Beiderwell, Bruce John. Power and Punishment in Scott’s Novels. Athens: University of Georgia Press, 1992. Foucauldian approach that examines Scott’s representations of the shifting structures of state power and punishment. Argues that Scott’s Rob Roy represents the (mis)uses of power and his ambivalence about paradigms of punishment and state discipline.

Ferris, Ina. The Achievement of Literary Authority: Gender, History, and the Waverley Novels. Ithaca, N.Y.: Cornell University Press, 1991. Revisionist history that argues how the Waverley novels inscribe masculinist rhetoric and authority within the then female-dominated genre of the historical novel. Also discusses how the feminine voice remained in Scott’s writings. Illuminates the role of gender in the novel and accounts for Diana as a strong character.

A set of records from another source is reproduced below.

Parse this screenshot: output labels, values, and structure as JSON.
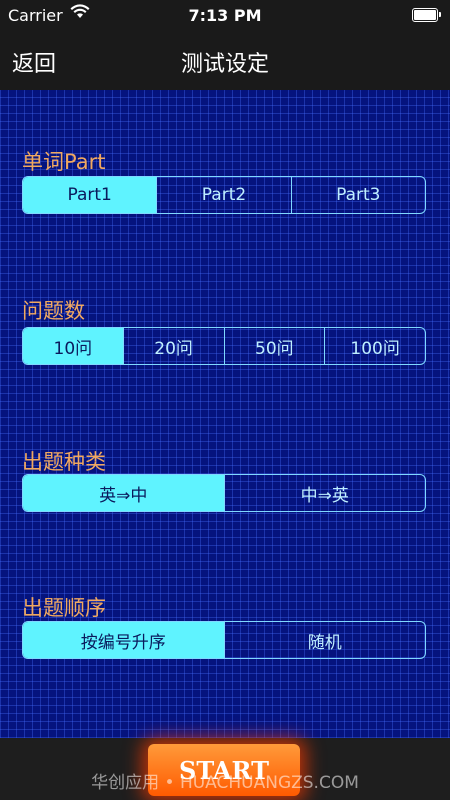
{
  "status_bar": {
    "carrier": "Carrier",
    "time": "7:13 PM"
  },
  "nav": {
    "back_label": "返回",
    "title": "测试设定"
  },
  "sections": [
    {
      "label": "单词Part",
      "options": [
        "Part1",
        "Part2",
        "Part3"
      ],
      "selected": 0
    },
    {
      "label": "问题数",
      "options": [
        "10问",
        "20问",
        "50问",
        "100问"
      ],
      "selected": 0
    },
    {
      "label": "出题种类",
      "options": [
        "英⇒中",
        "中⇒英"
      ],
      "selected": 0
    },
    {
      "label": "出题顺序",
      "options": [
        "按编号升序",
        "随机"
      ],
      "selected": 0
    }
  ],
  "start_label": "START",
  "watermark": "华创应用 • HUACHUANGZS.COM",
  "colors": {
    "accent": "#5ff3ff",
    "background": "#05137e",
    "label": "#f0a860",
    "start": "#ff5a00"
  }
}
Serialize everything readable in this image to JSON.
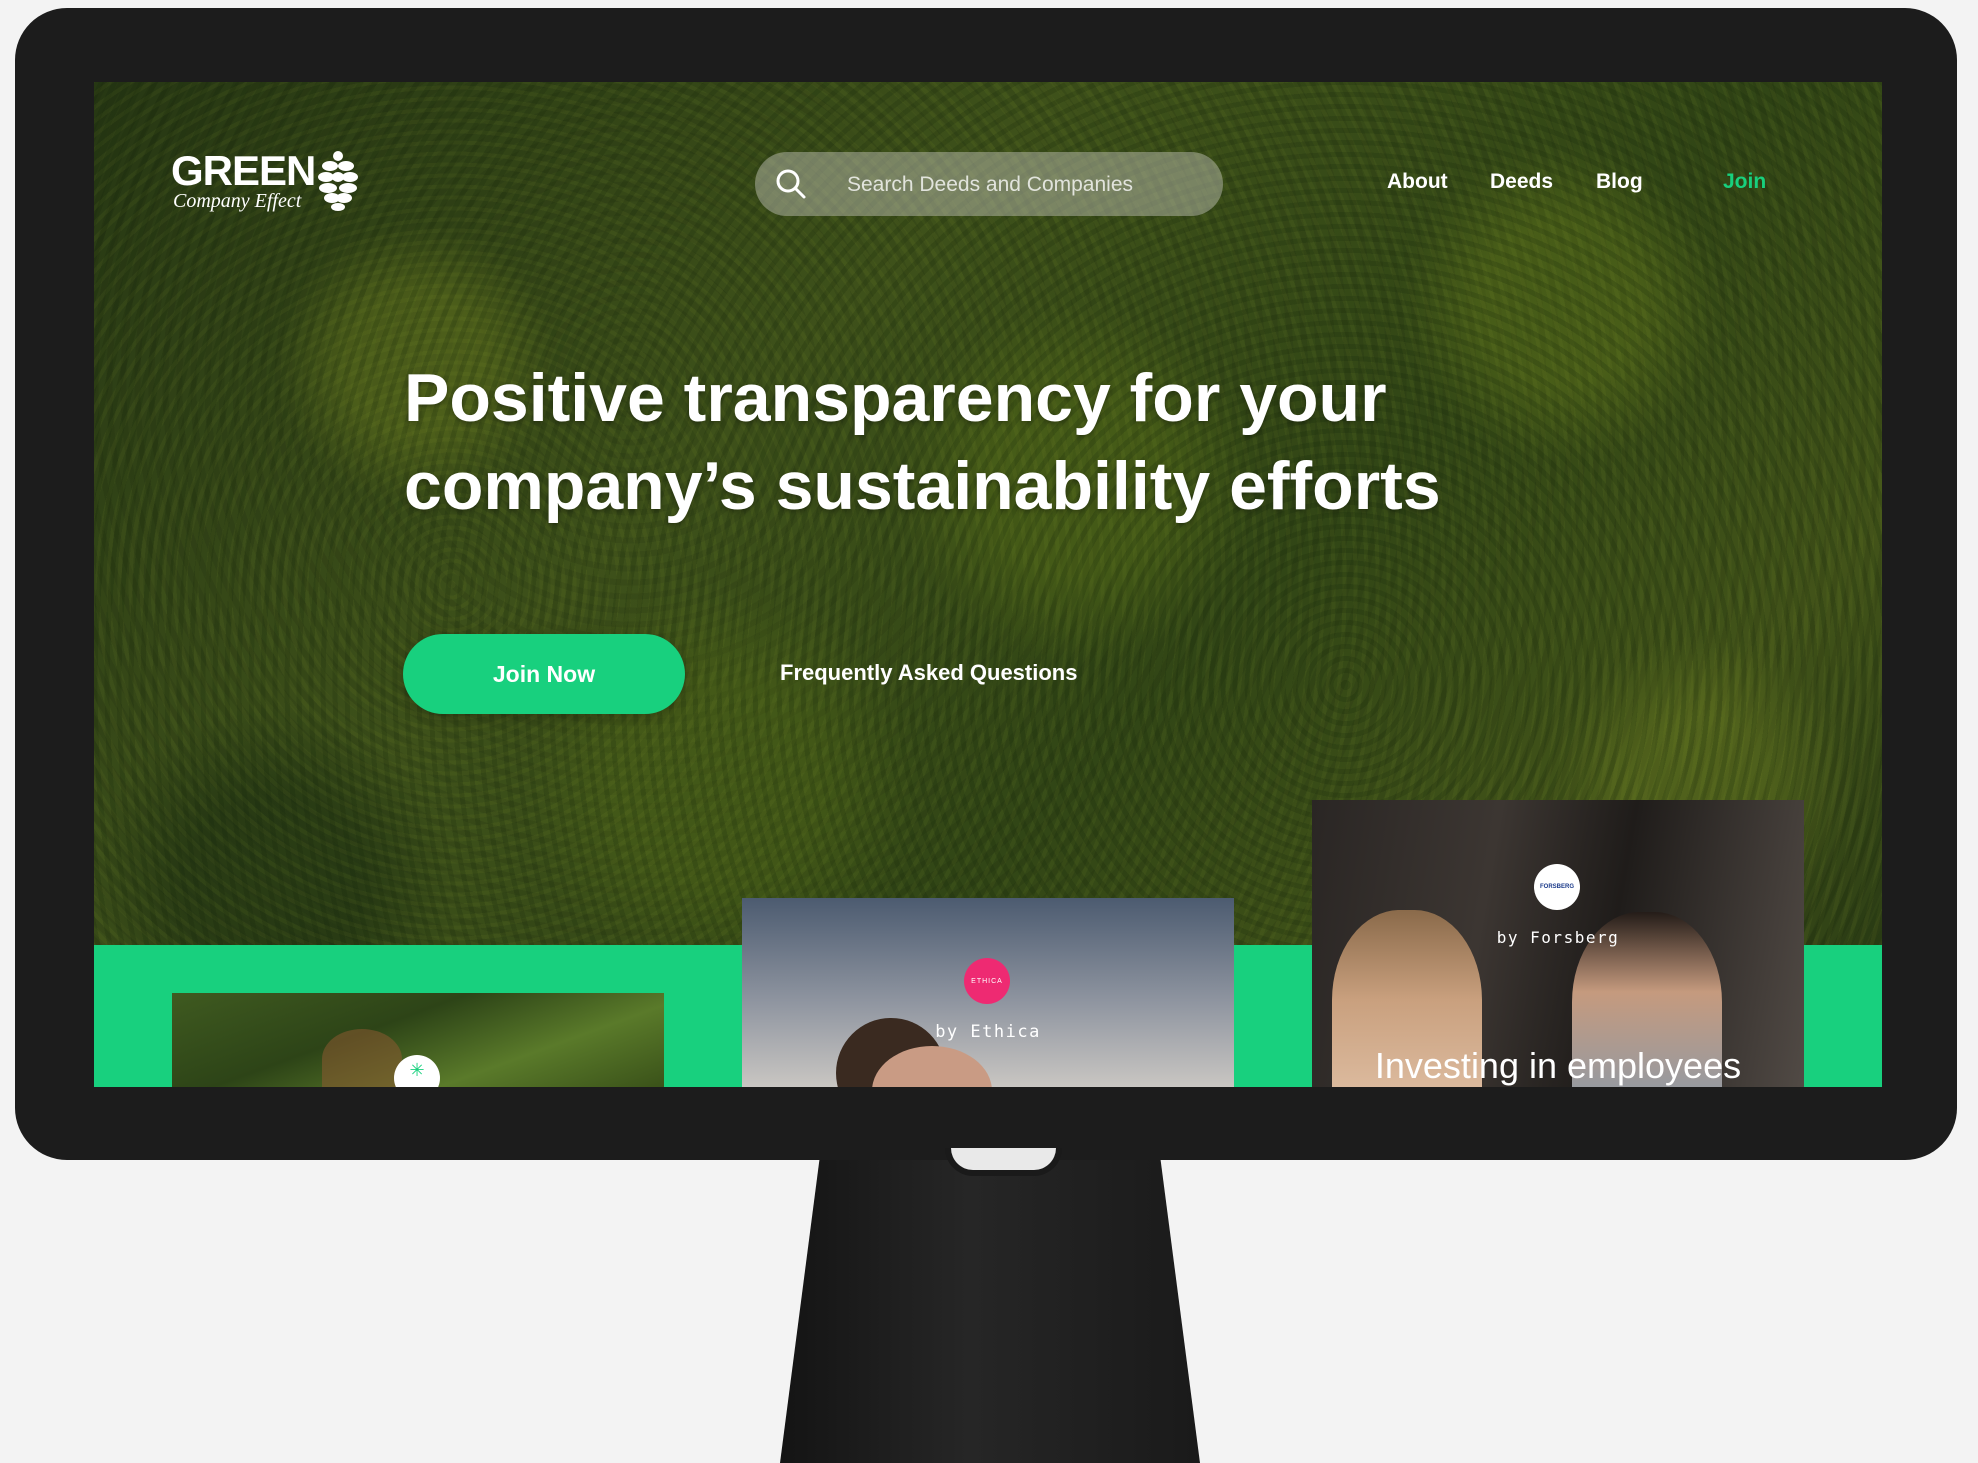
{
  "brand": {
    "name": "GREEN",
    "tagline": "Company Effect"
  },
  "search": {
    "placeholder": "Search Deeds and Companies"
  },
  "nav": {
    "items": [
      {
        "label": "About"
      },
      {
        "label": "Deeds"
      },
      {
        "label": "Blog"
      }
    ],
    "join_label": "Join"
  },
  "hero": {
    "headline_line1": "Positive transparency for your",
    "headline_line2": "company’s sustainability efforts",
    "join_now_label": "Join Now",
    "faq_label": "Frequently Asked Questions"
  },
  "cards": [
    {
      "by": "",
      "title": ""
    },
    {
      "by": "by Ethica",
      "logo_text": "ETHICA",
      "title": ""
    },
    {
      "by": "by Forsberg",
      "logo_text": "FORSBERG",
      "title": "Investing in employees"
    }
  ],
  "colors": {
    "accent": "#18d07e",
    "bezel": "#1c1c1c",
    "ethica_pink": "#ee2a72"
  }
}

Murray, W. H. Rob Roy MacGregor: His Life and Times. Glasgow, Scotland: R. Drew Publishers, 1982. Excellent biography of the historical figure Robert MacGregor and his part in the confusing and constantly shifting loyalties and political currents that existed in Scotland of the early eighteenth century. Portrays MacGregor as a Scottish Robin Hood.

Sutherland, John. The Life of Walter Scott: A Critical Biography. Oxford, England: Basil Blackwell, 1995. Authoritative biography on Scott. Useful in gaining insights into how his life and identity as a Scotsman helped shape such heroes as Rob Roy.


Critical Essays